And almost all are planning on increases or very few are planning on decreases. That’s great news, especially for our industry. 2023 is a little tougher because of inflation. While we did have pretty growth numbers in 2022, we were also fighting inflation, which was impacting most organizations’ bottom lines. It’s great to see that investment is coming back and organizations are definitely more optimistic in 2023 than they were in 2022. Just given the fact that Q1 is shaping up to be a pretty good quarter for most and definitely shaped up to be a much better quarter for the healthcare system if you use hospitals as a proxy. If you look at over the summer time, last summer was really slow as well. So many people took vacations. I jokingly coined it the great Vacation. While people are going to take vacations this summer, it’s probably going to be more of a normal vacation pattern than we’ve seen. We definitely saw last year that almost the whole country and possibly the whole world took vacations because it was our first normal summer in a long time. It asks a lot about compensation for sellers. It’s relatively within historical norms. So even though we’re facing inflation, the broader economy does not look like from a compensation perspective for sellers that there are any more expectations for pay increases than there have been in the past.
Historically, somewhere in the 1 to 3% range is the average. So you can see that almost 70% are below that or 3% and below. Not a lot of upward pressure on compensation for sellers within the healthcare industry this year. On the price increase front, 2022 was pretty good. We on average saw 5-5.5% price increases, but this is against 7.4% inflation. So our price increases aren’t keeping up with inflation in 2023, the projections are 3.3% price increases, but inflation is projected to run 4%. I think the latest numbers were around 5%, so might be a bit optimistic here, but hopefully throughout 2023, we’re definitely on the way to lower inflation numbers, but price increases aren’t keeping up. We are hearing anecdotally in the marketplace that there’s a lot of pushback on price increases this year.
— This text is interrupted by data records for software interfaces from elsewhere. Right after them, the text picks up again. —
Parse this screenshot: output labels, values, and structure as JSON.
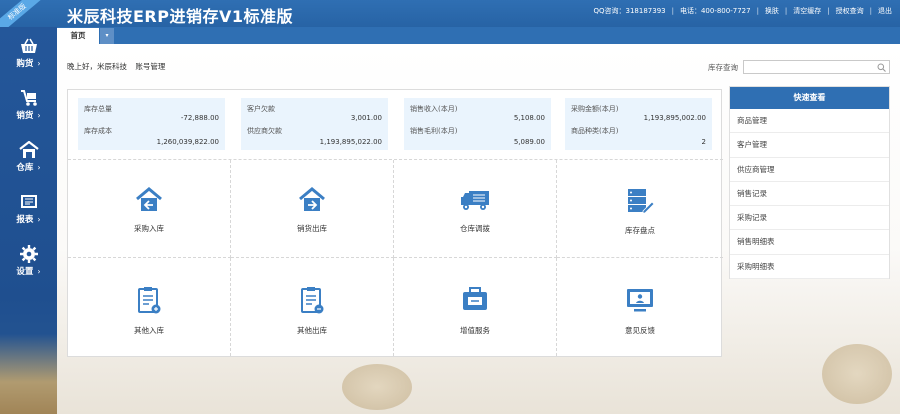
{
  "header": {
    "title": "米辰科技ERP进销存V1标准版",
    "ribbon": "标准版",
    "links": [
      "QQ咨询：318187393",
      "电话：400-800-7727",
      "换肤",
      "清空缓存",
      "授权查询",
      "退出"
    ]
  },
  "sidebar": {
    "items": [
      {
        "label": "购货",
        "icon": "basket-icon"
      },
      {
        "label": "销货",
        "icon": "cart-icon"
      },
      {
        "label": "仓库",
        "icon": "house-icon"
      },
      {
        "label": "报表",
        "icon": "report-icon"
      },
      {
        "label": "设置",
        "icon": "gear-icon"
      }
    ]
  },
  "tabs": {
    "home": "首页",
    "dropdown": "▾"
  },
  "greeting": {
    "text": "晚上好，米辰科技",
    "account_link": "账号管理"
  },
  "stock_query": {
    "label": "库存查询",
    "placeholder": ""
  },
  "stats": [
    {
      "k1": "库存总量",
      "v1": "-72,888.00",
      "k2": "库存成本",
      "v2": "1,260,039,822.00"
    },
    {
      "k1": "客户欠款",
      "v1": "3,001.00",
      "k2": "供应商欠款",
      "v2": "1,193,895,022.00"
    },
    {
      "k1": "销售收入(本月)",
      "v1": "5,108.00",
      "k2": "销售毛利(本月)",
      "v2": "5,089.00"
    },
    {
      "k1": "采购金额(本月)",
      "v1": "1,193,895,002.00",
      "k2": "商品种类(本月)",
      "v2": "2"
    }
  ],
  "shortcuts": [
    {
      "label": "采购入库",
      "icon": "purchase-in-icon"
    },
    {
      "label": "销货出库",
      "icon": "sales-out-icon"
    },
    {
      "label": "仓库调拨",
      "icon": "truck-icon"
    },
    {
      "label": "库存盘点",
      "icon": "inventory-check-icon"
    },
    {
      "label": "其他入库",
      "icon": "other-in-icon"
    },
    {
      "label": "其他出库",
      "icon": "other-out-icon"
    },
    {
      "label": "增值服务",
      "icon": "service-icon"
    },
    {
      "label": "意见反馈",
      "icon": "feedback-icon"
    }
  ],
  "quick_view": {
    "title": "快速查看",
    "items": [
      "商品管理",
      "客户管理",
      "供应商管理",
      "销售记录",
      "采购记录",
      "销售明细表",
      "采购明细表"
    ]
  },
  "colors": {
    "primary": "#2f6fb3",
    "sidebar": "#24579a",
    "card_bg": "#eaf4fd",
    "icon": "#3b7fc4"
  }
}
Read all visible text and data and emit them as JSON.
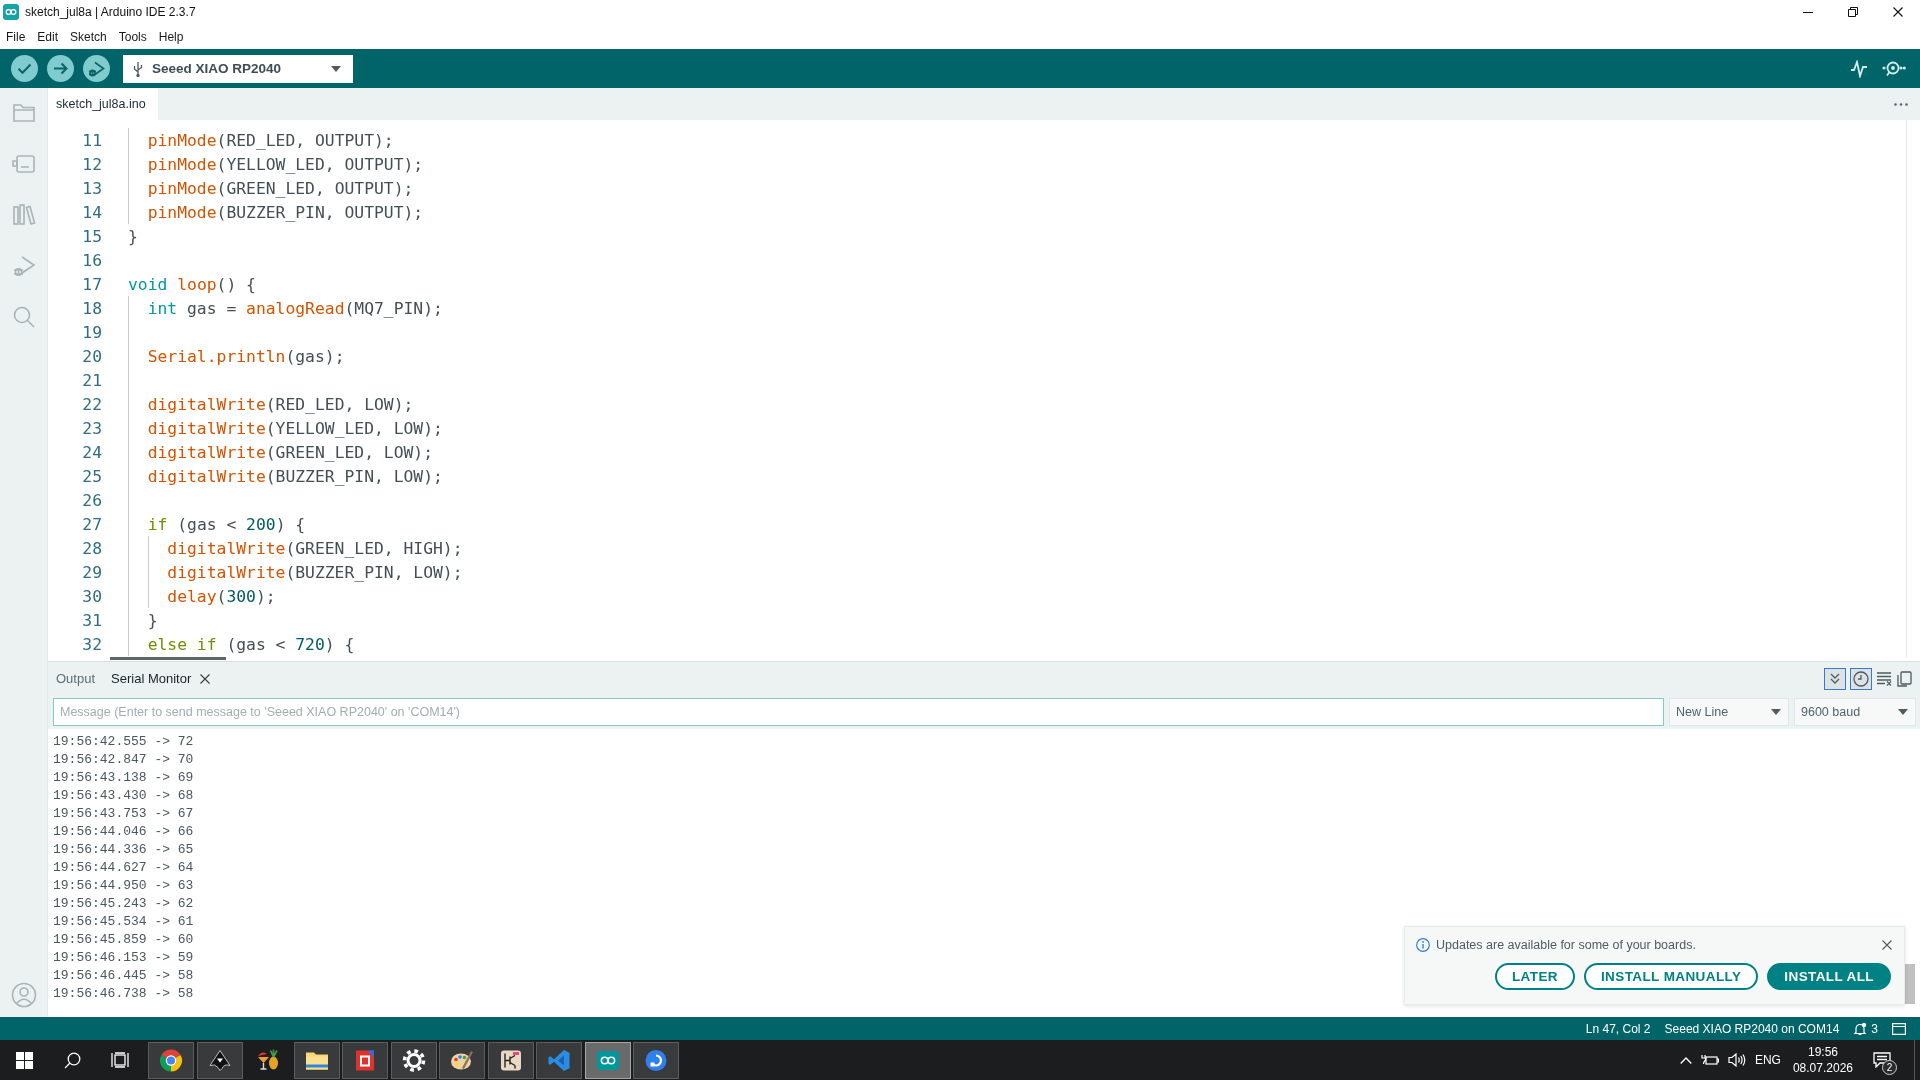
{
  "window": {
    "title": "sketch_jul8a | Arduino IDE 2.3.7"
  },
  "menu": [
    "File",
    "Edit",
    "Sketch",
    "Tools",
    "Help"
  ],
  "toolbar": {
    "board": "Seeed XIAO RP2040"
  },
  "tabs": [
    {
      "label": "sketch_jul8a.ino",
      "selected": true
    }
  ],
  "editor": {
    "lines": [
      {
        "number": "11",
        "code": [
          {
            "kind": "function",
            "text": "  pinMode"
          },
          {
            "kind": "plain",
            "text": "(RED_LED, OUTPUT);"
          }
        ]
      },
      {
        "number": "12",
        "code": [
          {
            "kind": "function",
            "text": "  pinMode"
          },
          {
            "kind": "plain",
            "text": "(YELLOW_LED, OUTPUT);"
          }
        ]
      },
      {
        "number": "13",
        "code": [
          {
            "kind": "function",
            "text": "  pinMode"
          },
          {
            "kind": "plain",
            "text": "(GREEN_LED, OUTPUT);"
          }
        ]
      },
      {
        "number": "14",
        "code": [
          {
            "kind": "function",
            "text": "  pinMode"
          },
          {
            "kind": "plain",
            "text": "(BUZZER_PIN, OUTPUT);"
          }
        ]
      },
      {
        "number": "15",
        "code": [
          {
            "kind": "plain",
            "text": "}"
          }
        ]
      },
      {
        "number": "16"
      },
      {
        "number": "17",
        "code": [
          {
            "kind": "type",
            "text": "void "
          },
          {
            "kind": "function",
            "text": "loop"
          },
          {
            "kind": "plain",
            "text": "() {"
          }
        ]
      },
      {
        "number": "18",
        "code": [
          {
            "kind": "type",
            "text": "  int "
          },
          {
            "kind": "plain",
            "text": "gas = "
          },
          {
            "kind": "function",
            "text": "analogRead"
          },
          {
            "kind": "plain",
            "text": "(MQ7_PIN);"
          }
        ]
      },
      {
        "number": "19"
      },
      {
        "number": "20",
        "code": [
          {
            "kind": "function",
            "text": "  Serial.println"
          },
          {
            "kind": "plain",
            "text": "(gas);"
          }
        ]
      },
      {
        "number": "21"
      },
      {
        "number": "22",
        "code": [
          {
            "kind": "function",
            "text": "  digitalWrite"
          },
          {
            "kind": "plain",
            "text": "(RED_LED, LOW);"
          }
        ]
      },
      {
        "number": "23",
        "code": [
          {
            "kind": "function",
            "text": "  digitalWrite"
          },
          {
            "kind": "plain",
            "text": "(YELLOW_LED, LOW);"
          }
        ]
      },
      {
        "number": "24",
        "code": [
          {
            "kind": "function",
            "text": "  digitalWrite"
          },
          {
            "kind": "plain",
            "text": "(GREEN_LED, LOW);"
          }
        ]
      },
      {
        "number": "25",
        "code": [
          {
            "kind": "function",
            "text": "  digitalWrite"
          },
          {
            "kind": "plain",
            "text": "(BUZZER_PIN, LOW);"
          }
        ]
      },
      {
        "number": "26"
      },
      {
        "number": "27",
        "code": [
          {
            "kind": "control",
            "text": "  if "
          },
          {
            "kind": "plain",
            "text": "(gas < "
          },
          {
            "kind": "number",
            "text": "200"
          },
          {
            "kind": "plain",
            "text": ") {"
          }
        ]
      },
      {
        "number": "28",
        "code": [
          {
            "kind": "function",
            "text": "    digitalWrite"
          },
          {
            "kind": "plain",
            "text": "(GREEN_LED, HIGH);"
          }
        ]
      },
      {
        "number": "29",
        "code": [
          {
            "kind": "function",
            "text": "    digitalWrite"
          },
          {
            "kind": "plain",
            "text": "(BUZZER_PIN, LOW);"
          }
        ]
      },
      {
        "number": "30",
        "code": [
          {
            "kind": "function",
            "text": "    delay"
          },
          {
            "kind": "plain",
            "text": "("
          },
          {
            "kind": "number",
            "text": "300"
          },
          {
            "kind": "plain",
            "text": ");"
          }
        ]
      },
      {
        "number": "31",
        "code": [
          {
            "kind": "plain",
            "text": "  }"
          }
        ]
      },
      {
        "number": "32",
        "code": [
          {
            "kind": "control",
            "text": "  else if "
          },
          {
            "kind": "plain",
            "text": "(gas < "
          },
          {
            "kind": "number",
            "text": "720"
          },
          {
            "kind": "plain",
            "text": ") {"
          }
        ]
      }
    ]
  },
  "panel": {
    "tabs": [
      {
        "label": "Output",
        "selected": false,
        "closable": false
      },
      {
        "label": "Serial Monitor",
        "selected": true,
        "closable": true
      }
    ],
    "toggles": [
      {
        "kind": "autoscroll",
        "on": true
      },
      {
        "kind": "timestamp",
        "on": true
      },
      {
        "kind": "clear",
        "on": false
      },
      {
        "kind": "copy",
        "on": false
      }
    ],
    "message": {
      "placeholder": "Message (Enter to send message to 'Seeed XIAO RP2040' on 'COM14')"
    },
    "line_ending": "New Line",
    "baud_rate": "9600 baud",
    "output": [
      "19:56:42.555 -> 72",
      "19:56:42.847 -> 70",
      "19:56:43.138 -> 69",
      "19:56:43.430 -> 68",
      "19:56:43.753 -> 67",
      "19:56:44.046 -> 66",
      "19:56:44.336 -> 65",
      "19:56:44.627 -> 64",
      "19:56:44.950 -> 63",
      "19:56:45.243 -> 62",
      "19:56:45.534 -> 61",
      "19:56:45.859 -> 60",
      "19:56:46.153 -> 59",
      "19:56:46.445 -> 58",
      "19:56:46.738 -> 58"
    ]
  },
  "notification": {
    "message": "Updates are available for some of your boards.",
    "buttons": [
      {
        "label": "LATER",
        "kind": "outline"
      },
      {
        "label": "INSTALL MANUALLY",
        "kind": "outline"
      },
      {
        "label": "INSTALL ALL",
        "kind": "primary"
      }
    ]
  },
  "status_bar": {
    "position": "Ln 47, Col 2",
    "board": "Seeed XIAO RP2040 on COM14",
    "notifications": "3"
  },
  "taskbar": {
    "apps": [
      {
        "kind": "browser",
        "running": true,
        "active": false
      },
      {
        "kind": "vector",
        "running": true,
        "active": false
      },
      {
        "kind": "cocktail",
        "running": false,
        "active": false
      },
      {
        "kind": "folder",
        "running": true,
        "active": false
      },
      {
        "kind": "logo",
        "running": true,
        "active": false
      },
      {
        "kind": "gear",
        "running": true,
        "active": false
      },
      {
        "kind": "palette",
        "running": true,
        "active": false
      },
      {
        "kind": "schematic",
        "running": true,
        "active": false
      },
      {
        "kind": "editor",
        "running": true,
        "active": false
      },
      {
        "kind": "infinity",
        "running": true,
        "active": true
      },
      {
        "kind": "bluecircle",
        "running": true,
        "active": false
      }
    ],
    "language": "ENG",
    "time": "19:56",
    "date": "08.07.2026",
    "notification_count": "2"
  }
}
Last year, price increases were pretty common and most were accepting of price increases. This year we don’t expect it to be as common. and we’re also expecting more pushback on price increases. Thank you for your time today. If you have any questions, please contact us or visit www.alexandergroup.com.